▸ **Task item**
In the entries below, the word "Close" appears on some lines. Copy each of those lines.

────

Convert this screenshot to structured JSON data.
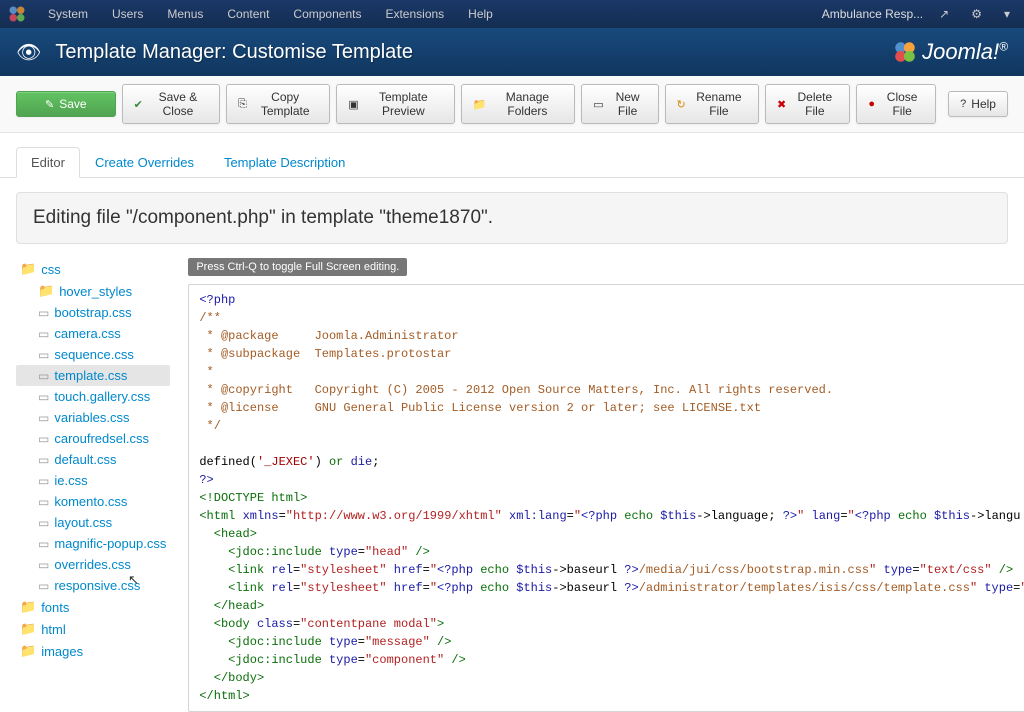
{
  "adminMenu": [
    "System",
    "Users",
    "Menus",
    "Content",
    "Components",
    "Extensions",
    "Help"
  ],
  "adminRight": {
    "site": "Ambulance Resp...",
    "brand": "Joomla!"
  },
  "titleBar": {
    "title": "Template Manager: Customise Template"
  },
  "toolbar": {
    "save": "Save",
    "saveClose": "Save & Close",
    "copyTemplate": "Copy Template",
    "templatePreview": "Template Preview",
    "manageFolders": "Manage Folders",
    "newFile": "New File",
    "renameFile": "Rename File",
    "deleteFile": "Delete File",
    "closeFile": "Close File",
    "help": "Help"
  },
  "tabs": {
    "editor": "Editor",
    "overrides": "Create Overrides",
    "desc": "Template Description"
  },
  "headingText": "Editing file \"/component.php\" in template \"theme1870\".",
  "tree": [
    {
      "type": "folder",
      "depth": 0,
      "name": "css"
    },
    {
      "type": "folder",
      "depth": 1,
      "name": "hover_styles"
    },
    {
      "type": "file",
      "depth": 1,
      "name": "bootstrap.css"
    },
    {
      "type": "file",
      "depth": 1,
      "name": "camera.css"
    },
    {
      "type": "file",
      "depth": 1,
      "name": "sequence.css"
    },
    {
      "type": "file",
      "depth": 1,
      "name": "template.css",
      "selected": true
    },
    {
      "type": "file",
      "depth": 1,
      "name": "touch.gallery.css"
    },
    {
      "type": "file",
      "depth": 1,
      "name": "variables.css"
    },
    {
      "type": "file",
      "depth": 1,
      "name": "caroufredsel.css"
    },
    {
      "type": "file",
      "depth": 1,
      "name": "default.css"
    },
    {
      "type": "file",
      "depth": 1,
      "name": "ie.css"
    },
    {
      "type": "file",
      "depth": 1,
      "name": "komento.css"
    },
    {
      "type": "file",
      "depth": 1,
      "name": "layout.css"
    },
    {
      "type": "file",
      "depth": 1,
      "name": "magnific-popup.css"
    },
    {
      "type": "file",
      "depth": 1,
      "name": "overrides.css"
    },
    {
      "type": "file",
      "depth": 1,
      "name": "responsive.css"
    },
    {
      "type": "folder",
      "depth": 0,
      "name": "fonts"
    },
    {
      "type": "folder",
      "depth": 0,
      "name": "html"
    },
    {
      "type": "folder",
      "depth": 0,
      "name": "images"
    }
  ],
  "editorHint": "Press Ctrl-Q to toggle Full Screen editing.",
  "code": [
    [
      [
        "<?php",
        "c-3"
      ]
    ],
    [
      [
        "/**",
        "c-1"
      ]
    ],
    [
      [
        " * @package     Joomla.Administrator",
        "c-1"
      ]
    ],
    [
      [
        " * @subpackage  Templates.protostar",
        "c-1"
      ]
    ],
    [
      [
        " *",
        "c-1"
      ]
    ],
    [
      [
        " * @copyright   Copyright (C) 2005 - 2012 Open Source Matters, Inc. All rights reserved.",
        "c-1"
      ]
    ],
    [
      [
        " * @license     GNU General Public License version 2 or later; see LICENSE.txt",
        "c-1"
      ]
    ],
    [
      [
        " */",
        "c-1"
      ]
    ],
    [
      [
        "",
        "c-0"
      ]
    ],
    [
      [
        "defined",
        "c-0"
      ],
      [
        "(",
        "c-0"
      ],
      [
        "'_JEXEC'",
        "c-4"
      ],
      [
        ") ",
        "c-0"
      ],
      [
        "or",
        "c-2"
      ],
      [
        " ",
        "c-0"
      ],
      [
        "die",
        "c-3"
      ],
      [
        ";",
        "c-0"
      ]
    ],
    [
      [
        "?>",
        "c-3"
      ]
    ],
    [
      [
        "<!DOCTYPE html>",
        "c-2"
      ]
    ],
    [
      [
        "<html ",
        "c-2"
      ],
      [
        "xmlns",
        "c-3"
      ],
      [
        "=",
        "c-0"
      ],
      [
        "\"http://www.w3.org/1999/xhtml\"",
        "c-6"
      ],
      [
        " xml:lang",
        "c-3"
      ],
      [
        "=",
        "c-0"
      ],
      [
        "\"",
        "c-6"
      ],
      [
        "<?php ",
        "c-3"
      ],
      [
        "echo ",
        "c-2"
      ],
      [
        "$this",
        "c-3"
      ],
      [
        "->",
        "c-0"
      ],
      [
        "language",
        "c-0"
      ],
      [
        "; ",
        "c-0"
      ],
      [
        "?>",
        "c-3"
      ],
      [
        "\"",
        "c-6"
      ],
      [
        " lang",
        "c-3"
      ],
      [
        "=",
        "c-0"
      ],
      [
        "\"",
        "c-6"
      ],
      [
        "<?php ",
        "c-3"
      ],
      [
        "echo ",
        "c-2"
      ],
      [
        "$this",
        "c-3"
      ],
      [
        "->",
        "c-0"
      ],
      [
        "langu",
        "c-0"
      ]
    ],
    [
      [
        "  <head>",
        "c-2"
      ]
    ],
    [
      [
        "    <jdoc:include ",
        "c-2"
      ],
      [
        "type",
        "c-3"
      ],
      [
        "=",
        "c-0"
      ],
      [
        "\"head\"",
        "c-6"
      ],
      [
        " />",
        "c-2"
      ]
    ],
    [
      [
        "    <link ",
        "c-2"
      ],
      [
        "rel",
        "c-3"
      ],
      [
        "=",
        "c-0"
      ],
      [
        "\"stylesheet\"",
        "c-6"
      ],
      [
        " href",
        "c-3"
      ],
      [
        "=",
        "c-0"
      ],
      [
        "\"",
        "c-6"
      ],
      [
        "<?php ",
        "c-3"
      ],
      [
        "echo ",
        "c-2"
      ],
      [
        "$this",
        "c-3"
      ],
      [
        "->",
        "c-0"
      ],
      [
        "baseurl ",
        "c-0"
      ],
      [
        "?>",
        "c-3"
      ],
      [
        "/media/jui/css/bootstrap.min.css",
        "c-1"
      ],
      [
        "\"",
        "c-6"
      ],
      [
        " type",
        "c-3"
      ],
      [
        "=",
        "c-0"
      ],
      [
        "\"text/css\"",
        "c-6"
      ],
      [
        " />",
        "c-2"
      ]
    ],
    [
      [
        "    <link ",
        "c-2"
      ],
      [
        "rel",
        "c-3"
      ],
      [
        "=",
        "c-0"
      ],
      [
        "\"stylesheet\"",
        "c-6"
      ],
      [
        " href",
        "c-3"
      ],
      [
        "=",
        "c-0"
      ],
      [
        "\"",
        "c-6"
      ],
      [
        "<?php ",
        "c-3"
      ],
      [
        "echo ",
        "c-2"
      ],
      [
        "$this",
        "c-3"
      ],
      [
        "->",
        "c-0"
      ],
      [
        "baseurl ",
        "c-0"
      ],
      [
        "?>",
        "c-3"
      ],
      [
        "/administrator/templates/isis/css/template.css",
        "c-1"
      ],
      [
        "\"",
        "c-6"
      ],
      [
        " type",
        "c-3"
      ],
      [
        "=",
        "c-0"
      ],
      [
        "\"",
        "c-6"
      ]
    ],
    [
      [
        "  </head>",
        "c-2"
      ]
    ],
    [
      [
        "  <body ",
        "c-2"
      ],
      [
        "class",
        "c-3"
      ],
      [
        "=",
        "c-0"
      ],
      [
        "\"contentpane modal\"",
        "c-6"
      ],
      [
        ">",
        "c-2"
      ]
    ],
    [
      [
        "    <jdoc:include ",
        "c-2"
      ],
      [
        "type",
        "c-3"
      ],
      [
        "=",
        "c-0"
      ],
      [
        "\"message\"",
        "c-6"
      ],
      [
        " />",
        "c-2"
      ]
    ],
    [
      [
        "    <jdoc:include ",
        "c-2"
      ],
      [
        "type",
        "c-3"
      ],
      [
        "=",
        "c-0"
      ],
      [
        "\"component\"",
        "c-6"
      ],
      [
        " />",
        "c-2"
      ]
    ],
    [
      [
        "  </body>",
        "c-2"
      ]
    ],
    [
      [
        "</html>",
        "c-2"
      ]
    ]
  ]
}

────

▸ **Solution**
    "saveClose": "Save & Close",
    "closeFile": "Close File",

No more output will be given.